- cosmetic medications, such as for hair loss
- medications for weight loss or weight gain
- medications to treat erectile dysfunction
You can call and check with the hospital and your Part D plan ahead of any scheduled outpatient surgery to find out about coverage policies and costs for self-administered medications.
Medigap supplement plans can help pay for some out-of-pockets costs, such as copayments and deductibles.
If you’re new to Medicare in 2020, you’re not eligible to buy plans that offer coverage for the Part B deductible (Medigap Plans C and Plan F).
Medigap plans also don’t pay for prescription drug costs.
Part B covers certain medications during outpatient hospital stays, but they are not considered “self-administered.” These include:
- Injectables: intramuscular, intravenous medications given by a health professional like biologics, interferon, biologic disease-modifying antirheumatic drugs (DMARDs), antibiotics, etc.
- Certain cancer medications: oral and infused chemotherapy and anti-nausea medications
- Erythropoietin-stimulating drugs: such as epoetin alfa for anemia
- Immunosuppressant medications: such as cyclosporine for use with an organ transplant
Part B may cover some outpatient hospital medications given as part of your complete procedure if they’re part of a “bundled payment” or an essential part of services.
For example, some medications might be covered if they’re part of the outpatient procedure, but this is often up to the hospital and depends on individual situations.
Examples of medications considered a part of complete services include:
- antibiotic ointments for wound or surgical care
- pupil-dilating, anti-inflammatory, antibiotic, or other eye drops provided before, during, or after eye surgery
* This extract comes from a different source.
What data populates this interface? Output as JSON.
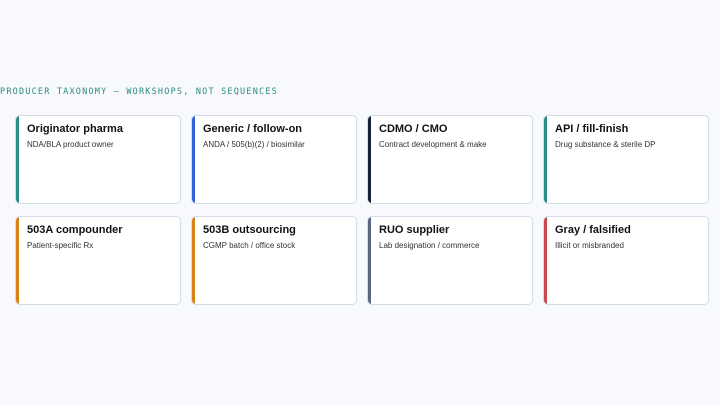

- sedatives for use during a procedure
- barium or contrast dye for diagnostic imaging
Other medications you’re given for your outpatient stay may be covered by your Part D plan. You still need to pay copayments or coinsurance, and costs may be higher than your usual Part D plan rates.
Medications that are typically not covered during outpatient services include:
- medications provided by a hospital pharmacy to be continued at home after outpatient treatment, such as antibiotics or pain medications
- daily insulin
- laxative or suppository for constipation
- eye drops or ointments used daily
- oral medications for chronic conditions, such as diabetes, high blood pressure, or high cholesterol
Here are some safety tips for taking the following medications at home:
- injectables (intramuscular, subcutaneous — for allergies, insulin, etc.)
- oral (tablets, capsules, liquid)
- nasal spray, inhaler
- topical (creams, ointments, eye drops, ear drops)
- Wash your hands before handling any medications.
- Use a medication reminder app or other tool to keep track of your medications.
- Take your medications at the same time every day, according to a set schedule.
- Use a pill organizer for multiple oral medications.
- Follow directions on how to take the medication, as provided by your doctor and pharmacist.
Self-administered medications are covered under Medicare by separate rules. Both Medicare Part B and Part D coverage may apply and pay for different medications in different situations.
If medications are provided by a hospital pharmacy for your outpatient treatment, you may have to pay up front for any self-administered drugs and seek reimbursement from Medicare.
The hospital may be able to waive or discount charges for self-administered medications. Ask about the hospital’s policy before you receive services.
If you need to file a claim to be reimbursed for medications given to you during your outpatient hospital stay, you can call 800-MEDICARE or visit Medicare.gov to learn more about filing a claim.
It’s a good idea to check your Medicare summary notice to see all your charges.
You can call your Part D plan to ask for an out-of-network pharmacy claim form. File the claim for all self-administered medications provided with an explanation of why you need to be reimbursed.
Your local State Health Insurance Assistance Program (SHIP) can also help with questions about what’s covered.